A novelist and journalist, Lionel Shriver was born in North Carolina and educated at Columbia University in New York. Her eight published novels include New York Times bestseller The Post-Birthday World and international bestseller We Need to Talk About Kevin, for which she won the Orange Prize in 2005. Her ninth novel So Much for That will be published in 2010. She writes regularly for the Guardian, the Times, and The Daily Telegraph, and has published features, reviews, and columns in the New York Times, the Wall Street Journal, the Financial Times, and the Economist, among many other publications. She lives in London.
There are several detractors on Friedan's work but I have to say it marks an era of wondering what on earth was this "feminine mystique". Read morePublished 15 months ago by Bobby Moon
First off I'll declare my bias, in that I'm a man; I believe I'm unusually feminist, however a man nonetheless. Read morePublished on 29 Aug. 2008 by Talc Demon
I have avoided reading this book for many years, because I knew from what I'd heard about it that Betty Friedan had a low opinion of housewives, and as a housewife myself I didn't... Read morePublished on 13 Jun. 2008 by L O'connor

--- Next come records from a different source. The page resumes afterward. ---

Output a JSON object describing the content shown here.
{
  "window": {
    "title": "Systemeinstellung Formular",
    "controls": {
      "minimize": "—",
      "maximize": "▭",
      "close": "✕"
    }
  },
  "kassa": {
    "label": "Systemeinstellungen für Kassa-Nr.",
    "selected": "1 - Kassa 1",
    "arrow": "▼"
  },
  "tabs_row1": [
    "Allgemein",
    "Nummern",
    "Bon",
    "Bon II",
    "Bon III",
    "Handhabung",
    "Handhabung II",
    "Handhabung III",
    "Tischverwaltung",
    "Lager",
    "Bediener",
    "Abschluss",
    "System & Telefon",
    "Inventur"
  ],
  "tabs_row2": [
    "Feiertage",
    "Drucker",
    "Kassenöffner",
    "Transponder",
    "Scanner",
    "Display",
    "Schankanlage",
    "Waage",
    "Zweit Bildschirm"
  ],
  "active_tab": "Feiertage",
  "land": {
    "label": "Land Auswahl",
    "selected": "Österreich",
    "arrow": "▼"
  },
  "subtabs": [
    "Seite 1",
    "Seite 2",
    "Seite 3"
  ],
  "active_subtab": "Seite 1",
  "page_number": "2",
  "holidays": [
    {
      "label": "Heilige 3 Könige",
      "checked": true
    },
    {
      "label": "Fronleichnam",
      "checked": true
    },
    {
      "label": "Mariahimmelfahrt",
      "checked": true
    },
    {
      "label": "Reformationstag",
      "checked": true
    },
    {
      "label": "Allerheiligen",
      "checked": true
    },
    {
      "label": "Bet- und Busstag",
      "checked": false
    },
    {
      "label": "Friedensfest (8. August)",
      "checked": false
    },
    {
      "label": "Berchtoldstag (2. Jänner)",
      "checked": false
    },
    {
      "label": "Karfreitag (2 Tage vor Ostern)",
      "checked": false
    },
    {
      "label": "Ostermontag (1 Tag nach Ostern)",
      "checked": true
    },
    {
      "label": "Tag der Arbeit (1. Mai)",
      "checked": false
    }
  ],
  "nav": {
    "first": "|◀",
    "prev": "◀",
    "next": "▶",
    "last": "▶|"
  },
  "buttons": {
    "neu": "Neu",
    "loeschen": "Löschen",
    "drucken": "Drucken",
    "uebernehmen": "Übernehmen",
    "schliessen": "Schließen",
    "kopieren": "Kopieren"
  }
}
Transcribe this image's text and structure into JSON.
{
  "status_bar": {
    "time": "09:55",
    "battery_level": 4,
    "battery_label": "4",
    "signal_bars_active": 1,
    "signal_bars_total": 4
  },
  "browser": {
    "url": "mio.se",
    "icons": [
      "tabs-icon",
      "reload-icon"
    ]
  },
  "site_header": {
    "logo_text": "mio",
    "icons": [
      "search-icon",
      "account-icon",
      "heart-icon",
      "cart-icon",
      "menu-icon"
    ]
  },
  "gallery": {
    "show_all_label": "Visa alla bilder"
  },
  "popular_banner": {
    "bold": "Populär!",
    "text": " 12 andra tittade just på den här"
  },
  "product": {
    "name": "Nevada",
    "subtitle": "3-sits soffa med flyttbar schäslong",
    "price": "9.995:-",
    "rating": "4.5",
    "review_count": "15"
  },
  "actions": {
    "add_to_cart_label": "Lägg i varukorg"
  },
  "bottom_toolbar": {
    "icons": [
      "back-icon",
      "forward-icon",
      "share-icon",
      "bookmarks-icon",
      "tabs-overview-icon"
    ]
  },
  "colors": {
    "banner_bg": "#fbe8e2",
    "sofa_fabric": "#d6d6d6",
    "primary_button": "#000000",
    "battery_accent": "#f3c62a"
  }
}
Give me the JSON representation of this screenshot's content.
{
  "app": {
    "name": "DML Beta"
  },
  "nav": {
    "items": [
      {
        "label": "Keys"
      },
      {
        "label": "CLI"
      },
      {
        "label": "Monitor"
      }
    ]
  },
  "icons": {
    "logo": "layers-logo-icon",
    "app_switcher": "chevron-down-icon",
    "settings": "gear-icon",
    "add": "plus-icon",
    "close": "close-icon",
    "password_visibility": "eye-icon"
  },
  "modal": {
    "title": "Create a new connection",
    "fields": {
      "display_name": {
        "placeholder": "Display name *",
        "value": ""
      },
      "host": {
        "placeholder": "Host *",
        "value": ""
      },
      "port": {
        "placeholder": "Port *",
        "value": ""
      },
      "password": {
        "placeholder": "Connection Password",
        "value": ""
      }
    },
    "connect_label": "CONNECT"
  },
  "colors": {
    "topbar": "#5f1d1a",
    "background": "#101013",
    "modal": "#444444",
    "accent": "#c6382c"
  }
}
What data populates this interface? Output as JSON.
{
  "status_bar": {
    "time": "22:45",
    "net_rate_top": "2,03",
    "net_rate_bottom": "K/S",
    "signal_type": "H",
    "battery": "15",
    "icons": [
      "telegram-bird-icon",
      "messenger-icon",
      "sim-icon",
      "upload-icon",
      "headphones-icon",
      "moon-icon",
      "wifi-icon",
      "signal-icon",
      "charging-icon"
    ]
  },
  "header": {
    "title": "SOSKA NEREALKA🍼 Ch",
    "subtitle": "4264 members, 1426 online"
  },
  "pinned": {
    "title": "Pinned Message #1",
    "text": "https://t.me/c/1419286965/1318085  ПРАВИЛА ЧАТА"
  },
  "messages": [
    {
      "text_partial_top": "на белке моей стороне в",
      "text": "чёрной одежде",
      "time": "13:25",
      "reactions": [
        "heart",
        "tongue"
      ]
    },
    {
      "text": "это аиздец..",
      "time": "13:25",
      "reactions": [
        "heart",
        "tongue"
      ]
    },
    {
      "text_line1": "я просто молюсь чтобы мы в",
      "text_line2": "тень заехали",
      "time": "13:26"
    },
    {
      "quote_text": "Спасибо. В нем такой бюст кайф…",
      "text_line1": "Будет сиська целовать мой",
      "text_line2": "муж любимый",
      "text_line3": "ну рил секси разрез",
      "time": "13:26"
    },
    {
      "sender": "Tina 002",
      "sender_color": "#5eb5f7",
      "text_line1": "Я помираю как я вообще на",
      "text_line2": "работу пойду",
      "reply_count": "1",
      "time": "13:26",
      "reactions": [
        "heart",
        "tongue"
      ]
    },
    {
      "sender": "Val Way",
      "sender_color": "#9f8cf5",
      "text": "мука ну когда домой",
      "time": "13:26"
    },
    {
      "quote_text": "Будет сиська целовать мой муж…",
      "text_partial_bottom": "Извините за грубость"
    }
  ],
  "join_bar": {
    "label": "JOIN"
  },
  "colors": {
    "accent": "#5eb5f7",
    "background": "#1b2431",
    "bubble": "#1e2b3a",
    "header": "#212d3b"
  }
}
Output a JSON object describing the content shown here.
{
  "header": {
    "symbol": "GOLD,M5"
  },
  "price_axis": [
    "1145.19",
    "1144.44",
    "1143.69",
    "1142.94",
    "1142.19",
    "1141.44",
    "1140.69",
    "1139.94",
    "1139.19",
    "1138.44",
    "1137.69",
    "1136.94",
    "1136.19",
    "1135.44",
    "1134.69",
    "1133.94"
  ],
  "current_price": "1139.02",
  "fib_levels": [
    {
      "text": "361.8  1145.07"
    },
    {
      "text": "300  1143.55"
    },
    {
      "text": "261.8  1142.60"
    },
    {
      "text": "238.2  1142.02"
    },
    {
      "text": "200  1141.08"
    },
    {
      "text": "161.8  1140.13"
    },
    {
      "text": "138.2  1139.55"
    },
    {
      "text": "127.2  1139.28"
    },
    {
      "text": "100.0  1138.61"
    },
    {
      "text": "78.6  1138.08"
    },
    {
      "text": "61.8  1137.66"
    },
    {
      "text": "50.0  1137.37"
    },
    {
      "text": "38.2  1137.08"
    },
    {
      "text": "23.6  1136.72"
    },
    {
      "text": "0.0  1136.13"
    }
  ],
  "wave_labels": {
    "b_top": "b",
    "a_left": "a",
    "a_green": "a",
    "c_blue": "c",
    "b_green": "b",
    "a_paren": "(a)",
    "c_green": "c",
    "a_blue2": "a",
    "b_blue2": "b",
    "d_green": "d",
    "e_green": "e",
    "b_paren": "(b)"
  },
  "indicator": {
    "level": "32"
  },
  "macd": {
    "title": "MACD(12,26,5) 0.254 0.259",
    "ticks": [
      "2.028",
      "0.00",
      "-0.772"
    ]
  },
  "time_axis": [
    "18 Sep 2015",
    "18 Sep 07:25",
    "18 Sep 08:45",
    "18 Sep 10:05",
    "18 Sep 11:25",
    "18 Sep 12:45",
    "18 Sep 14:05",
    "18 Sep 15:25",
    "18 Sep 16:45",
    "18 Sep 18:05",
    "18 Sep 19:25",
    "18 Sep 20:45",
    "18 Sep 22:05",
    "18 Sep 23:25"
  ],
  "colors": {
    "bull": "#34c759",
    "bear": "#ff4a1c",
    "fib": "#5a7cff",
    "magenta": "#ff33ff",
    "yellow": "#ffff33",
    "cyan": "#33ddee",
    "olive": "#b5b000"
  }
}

An interesting read but compared to other feminist literature it involves quite a small group of people. Namely housewives living in the USA during the 1950's and 60's. Read morePublished on 24 May 2008 by Sally Wilton